■ PROBLEM DETAILS ■
A bare count is the expected answer, namely the number of lines in the records that have the word "JSON".

■ INPUT RECORDS ■

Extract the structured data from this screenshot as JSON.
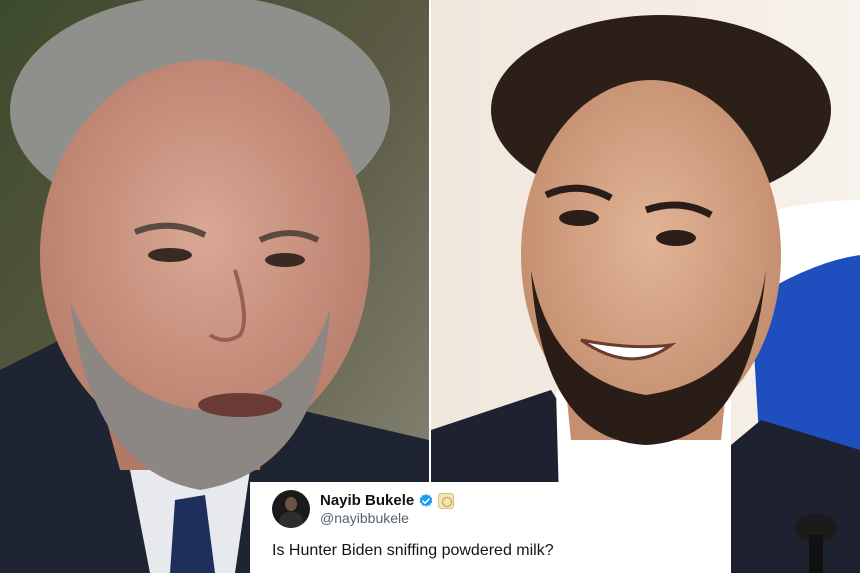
{
  "photos": {
    "left": {
      "description_icon": "person-photo-icon"
    },
    "right": {
      "description_icon": "person-photo-icon"
    }
  },
  "tweet": {
    "display_name": "Nayib Bukele",
    "handle": "@nayibbukele",
    "text": "Is Hunter Biden sniffing powdered milk?",
    "icons": [
      "verified-badge-icon",
      "affiliate-badge-icon"
    ]
  },
  "colors": {
    "verified": "#1d9bf0",
    "name_text": "#0f1419",
    "handle_text": "#536471"
  }
}
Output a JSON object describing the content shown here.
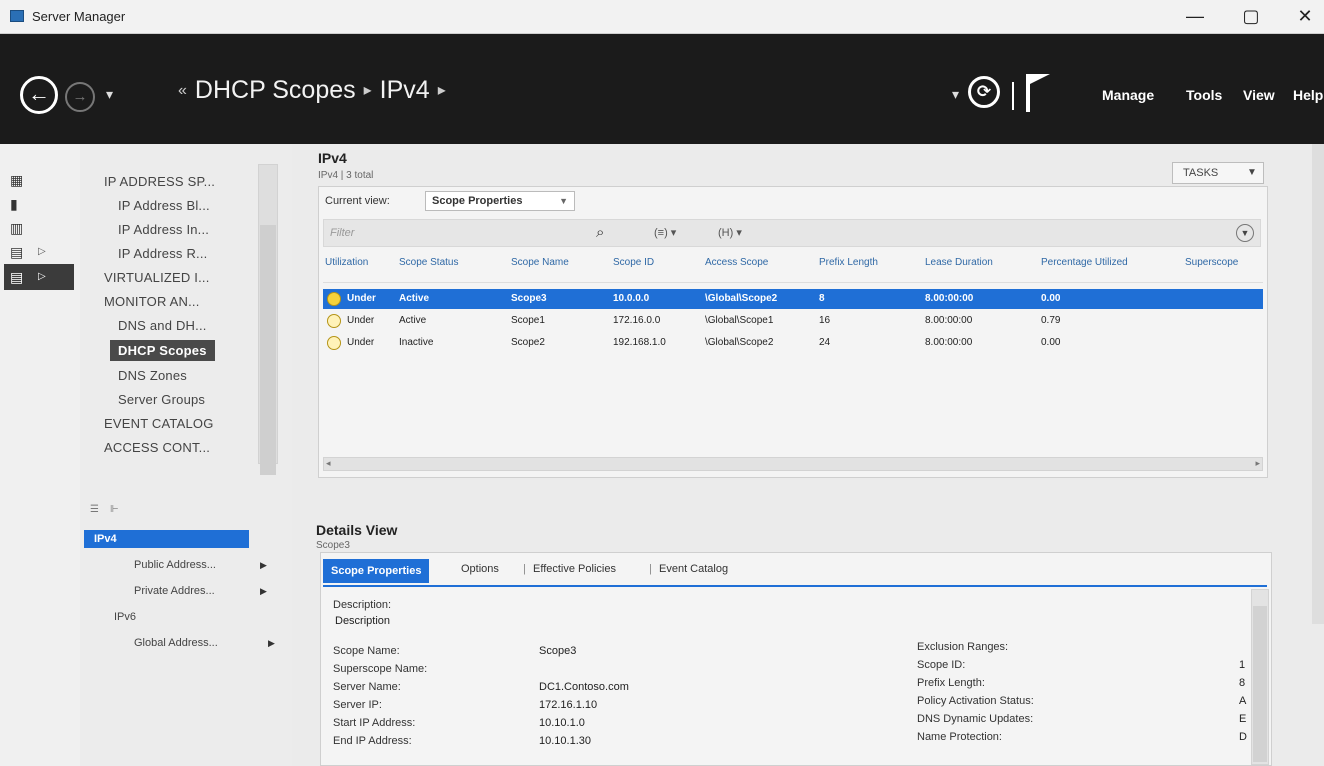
{
  "window": {
    "title": "Server Manager",
    "min": "—",
    "max": "▢",
    "close": "✕"
  },
  "nav": {
    "crumbs": [
      "DHCP Scopes",
      "IPv4"
    ],
    "crumb_prefix": "«",
    "crumb_sep": "▸",
    "menus": [
      "Manage",
      "Tools",
      "View",
      "Help"
    ]
  },
  "tree": {
    "items": [
      "IP ADDRESS SP...",
      "IP Address Bl...",
      "IP Address In...",
      "IP Address R...",
      "VIRTUALIZED I...",
      "MONITOR AN...",
      "DNS and DH...",
      "DHCP Scopes",
      "DNS Zones",
      "Server Groups",
      "EVENT CATALOG",
      "ACCESS CONT..."
    ],
    "sub": {
      "ipv4": "IPv4",
      "public": "Public Address...",
      "private": "Private Addres...",
      "ipv6": "IPv6",
      "global": "Global Address..."
    }
  },
  "tile": {
    "title": "IPv4",
    "subtitle": "IPv4 | 3 total",
    "tasks": "TASKS",
    "current_view_label": "Current view:",
    "current_view": "Scope Properties",
    "filter_placeholder": "Filter",
    "opt1": "(≡) ▾",
    "opt2": "(H) ▾"
  },
  "grid": {
    "columns": [
      "Utilization",
      "Scope Status",
      "Scope Name",
      "Scope ID",
      "Access Scope",
      "Prefix Length",
      "Lease Duration",
      "Percentage Utilized",
      "Superscope"
    ],
    "rows": [
      {
        "util": "Under",
        "status": "Active",
        "name": "Scope3",
        "id": "10.0.0.0",
        "access": "\\Global\\Scope2",
        "prefix": "8",
        "lease": "8.00:00:00",
        "pct": "0.00",
        "selected": true
      },
      {
        "util": "Under",
        "status": "Active",
        "name": "Scope1",
        "id": "172.16.0.0",
        "access": "\\Global\\Scope1",
        "prefix": "16",
        "lease": "8.00:00:00",
        "pct": "0.79",
        "selected": false
      },
      {
        "util": "Under",
        "status": "Inactive",
        "name": "Scope2",
        "id": "192.168.1.0",
        "access": "\\Global\\Scope2",
        "prefix": "24",
        "lease": "8.00:00:00",
        "pct": "0.00",
        "selected": false
      }
    ]
  },
  "details": {
    "title": "Details View",
    "subtitle": "Scope3",
    "tabs": [
      "Scope Properties",
      "Options",
      "Effective Policies",
      "Event Catalog"
    ],
    "description_label": "Description:",
    "description_value": "Description",
    "left_pairs": [
      {
        "k": "Scope Name:",
        "v": "Scope3"
      },
      {
        "k": "Superscope Name:",
        "v": ""
      },
      {
        "k": "Server Name:",
        "v": "DC1.Contoso.com"
      },
      {
        "k": "Server IP:",
        "v": "172.16.1.10"
      },
      {
        "k": "Start IP Address:",
        "v": "10.10.1.0"
      },
      {
        "k": "End IP Address:",
        "v": "10.10.1.30"
      }
    ],
    "right_pairs": [
      {
        "k": "Exclusion Ranges:",
        "v": ""
      },
      {
        "k": "Scope ID:",
        "v": "1"
      },
      {
        "k": "Prefix Length:",
        "v": "8"
      },
      {
        "k": "Policy Activation Status:",
        "v": "A"
      },
      {
        "k": "DNS Dynamic Updates:",
        "v": "E"
      },
      {
        "k": "Name Protection:",
        "v": "D"
      }
    ]
  }
}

■ ANSWER BOX ■
2